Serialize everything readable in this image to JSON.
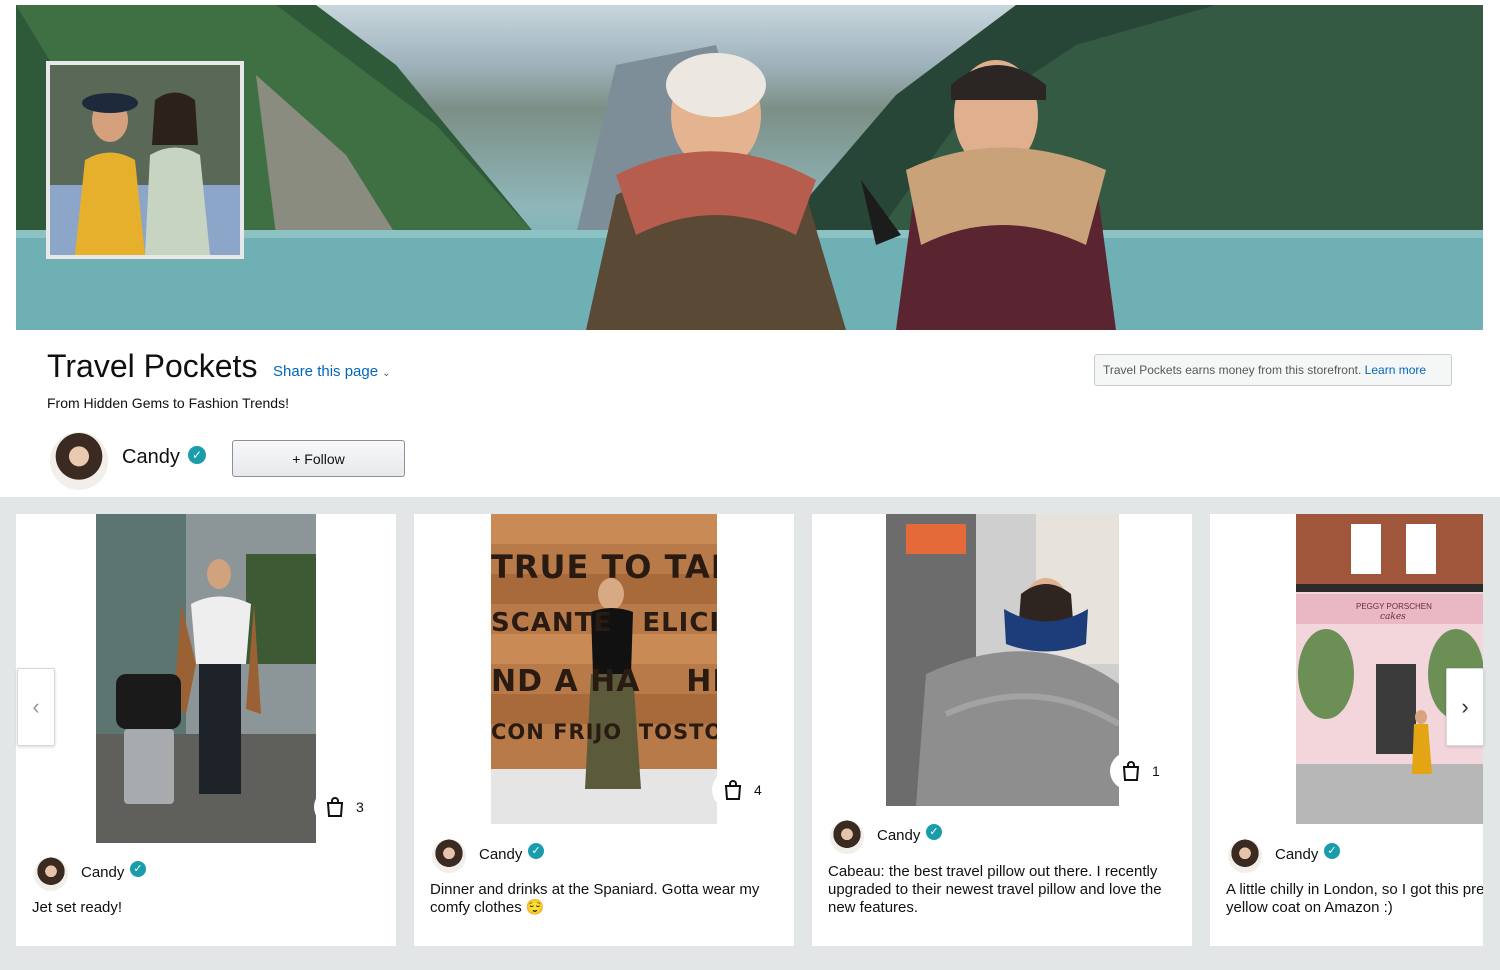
{
  "store": {
    "title": "Travel Pockets",
    "share_label": "Share this page",
    "tagline": "From Hidden Gems to Fashion Trends!",
    "earn_text": "Travel Pockets earns money from this storefront.",
    "learn_more": "Learn more"
  },
  "creator": {
    "name": "Candy",
    "follow_label": "+ Follow"
  },
  "icons": {
    "verified": "verified-check-icon",
    "bag": "shopping-bag-icon",
    "prev": "chevron-left-icon",
    "next": "chevron-right-icon",
    "share_chevron": "chevron-down-icon"
  },
  "colors": {
    "link": "#0066c0",
    "verified": "#199daa",
    "feed_background": "#e3e6e6"
  },
  "posts": [
    {
      "author": "Candy",
      "product_count": "3",
      "caption": "Jet set ready!"
    },
    {
      "author": "Candy",
      "product_count": "4",
      "caption": "Dinner and drinks at the Spaniard. Gotta wear my comfy clothes 😌"
    },
    {
      "author": "Candy",
      "product_count": "1",
      "caption": "Cabeau: the best travel pillow out there. I recently upgraded to their newest travel pillow and love the new features."
    },
    {
      "author": "Candy",
      "product_count": "",
      "caption": "A little chilly in London, so I got this pre yellow coat on Amazon :)"
    }
  ],
  "photo_signs": {
    "post2_sign": [
      "TRUE TO TAM",
      "SCANTE   ELICIO",
      "ND A HA    HEAR",
      "CON FRIJO  TOSTON"
    ],
    "post4_shop": "PEGGY PORSCHEN",
    "post4_shop_sub": "cakes"
  }
}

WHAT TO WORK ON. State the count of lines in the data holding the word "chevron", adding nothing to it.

COMPLETED TASK. 3